The attendance at 2008's DEMF was roughly one person to each of Detroit's 70,000 vacant houses. Greg Scruggs reflects on his first visit to Techno City
The eagerly awaited second instalment of Dave Marcia's bovine saga.
Is an evening in the company of Lego dragons, a nostalgic folk musician and David Lynch enough to make one take up transcendental meditation? Not quite, says Judith Evans.
Spannered talks to radio activist Max Graef about the pros and pros of community radio broadcasting.
Who are the winners and losers in Rio’s race for global sports recognition? Greg Scruggs reports from the 2007 Pan American Games.
How can internet radio bring about positive change in Rio’s de Janeiro's shantytowns? In more ways that you would think, discovers Spannered.
A wee story inspired by seeing Peaches play live at Sonar.
A very happy new year from Sheila Dibnah and all the team at Spannered.org
Spannered cuisine commentator Ron Beverage takes two unsuspecting ladies up the Oxo Tower.
Gordon Ramrod reflects on a weekend immersed in the delights of the UK's historical northern city.
The British Phonographic Industry wants to extend the length of copyright currently applied to sound recordings. But such a move would impede our cultural heritage, says Becky Hogge.
Outposts of stimulating debate, or citadels of covert cockfoolery? Gerald Ras Wiener passes comment on the tempestuous world of internet message boards.
Why are dance music festivals in the UK such a damp squib? Isabel Hopwood looks to Barcelona's Sonar event for some answers...
We've all met musicians with unhealthy technological fixations. But have you ever heard a kurrawong first thing in the morning? If not you're missing out, says Australian techno producer Andy Rantzen.
The impact of the bursting of the internet bubble has seen companies dissolve overnight and the creation of a new generation of transient workers, moving from failure to failure, but being paid very well along the way. Here, a certified 'dotcom casualty' ruminates on the impact of these changes and looks at the wider picture that is unkowingly affecting us all.
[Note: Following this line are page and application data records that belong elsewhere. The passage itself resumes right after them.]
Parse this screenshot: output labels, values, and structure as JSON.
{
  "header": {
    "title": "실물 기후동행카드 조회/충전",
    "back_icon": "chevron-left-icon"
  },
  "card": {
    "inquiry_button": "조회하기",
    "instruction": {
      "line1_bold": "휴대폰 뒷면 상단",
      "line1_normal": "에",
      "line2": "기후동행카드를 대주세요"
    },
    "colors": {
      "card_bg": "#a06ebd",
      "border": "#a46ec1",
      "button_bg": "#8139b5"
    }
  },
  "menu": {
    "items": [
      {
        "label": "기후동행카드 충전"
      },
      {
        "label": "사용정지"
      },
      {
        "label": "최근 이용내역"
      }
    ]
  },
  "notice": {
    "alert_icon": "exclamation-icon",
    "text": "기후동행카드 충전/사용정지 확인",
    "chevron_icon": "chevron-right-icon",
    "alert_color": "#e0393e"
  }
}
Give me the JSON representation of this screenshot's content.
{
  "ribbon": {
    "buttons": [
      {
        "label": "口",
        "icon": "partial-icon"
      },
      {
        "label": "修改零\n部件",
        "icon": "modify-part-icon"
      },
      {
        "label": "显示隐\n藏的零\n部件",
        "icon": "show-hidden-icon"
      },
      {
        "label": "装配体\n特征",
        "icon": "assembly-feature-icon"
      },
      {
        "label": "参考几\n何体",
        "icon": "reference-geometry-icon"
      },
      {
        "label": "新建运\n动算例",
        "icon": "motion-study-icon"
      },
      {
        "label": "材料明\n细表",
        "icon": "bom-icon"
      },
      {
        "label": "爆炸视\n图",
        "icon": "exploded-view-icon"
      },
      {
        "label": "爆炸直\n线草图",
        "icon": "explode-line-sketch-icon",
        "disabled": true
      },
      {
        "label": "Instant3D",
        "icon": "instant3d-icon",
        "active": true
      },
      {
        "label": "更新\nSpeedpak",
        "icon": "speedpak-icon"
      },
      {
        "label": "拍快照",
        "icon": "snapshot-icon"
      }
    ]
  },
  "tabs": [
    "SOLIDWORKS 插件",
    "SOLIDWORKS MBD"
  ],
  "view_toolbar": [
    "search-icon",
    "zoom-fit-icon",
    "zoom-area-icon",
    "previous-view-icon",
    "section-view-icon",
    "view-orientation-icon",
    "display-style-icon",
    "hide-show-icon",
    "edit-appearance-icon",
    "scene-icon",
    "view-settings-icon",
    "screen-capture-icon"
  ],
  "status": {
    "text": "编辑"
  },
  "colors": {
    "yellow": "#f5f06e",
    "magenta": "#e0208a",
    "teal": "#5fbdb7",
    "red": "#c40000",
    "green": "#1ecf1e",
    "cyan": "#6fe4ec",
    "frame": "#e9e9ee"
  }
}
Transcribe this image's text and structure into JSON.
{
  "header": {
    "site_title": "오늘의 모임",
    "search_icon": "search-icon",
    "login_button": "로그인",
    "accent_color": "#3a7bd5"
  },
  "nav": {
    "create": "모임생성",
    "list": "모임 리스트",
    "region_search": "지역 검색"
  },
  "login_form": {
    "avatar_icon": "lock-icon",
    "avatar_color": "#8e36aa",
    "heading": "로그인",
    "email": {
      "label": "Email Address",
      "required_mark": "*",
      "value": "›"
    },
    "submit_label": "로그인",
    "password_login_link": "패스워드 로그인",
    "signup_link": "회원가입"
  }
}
Newspapers have long seen themselves as agents of justice, but not even the broadsheets know the meaning of the word, says Matt Henry.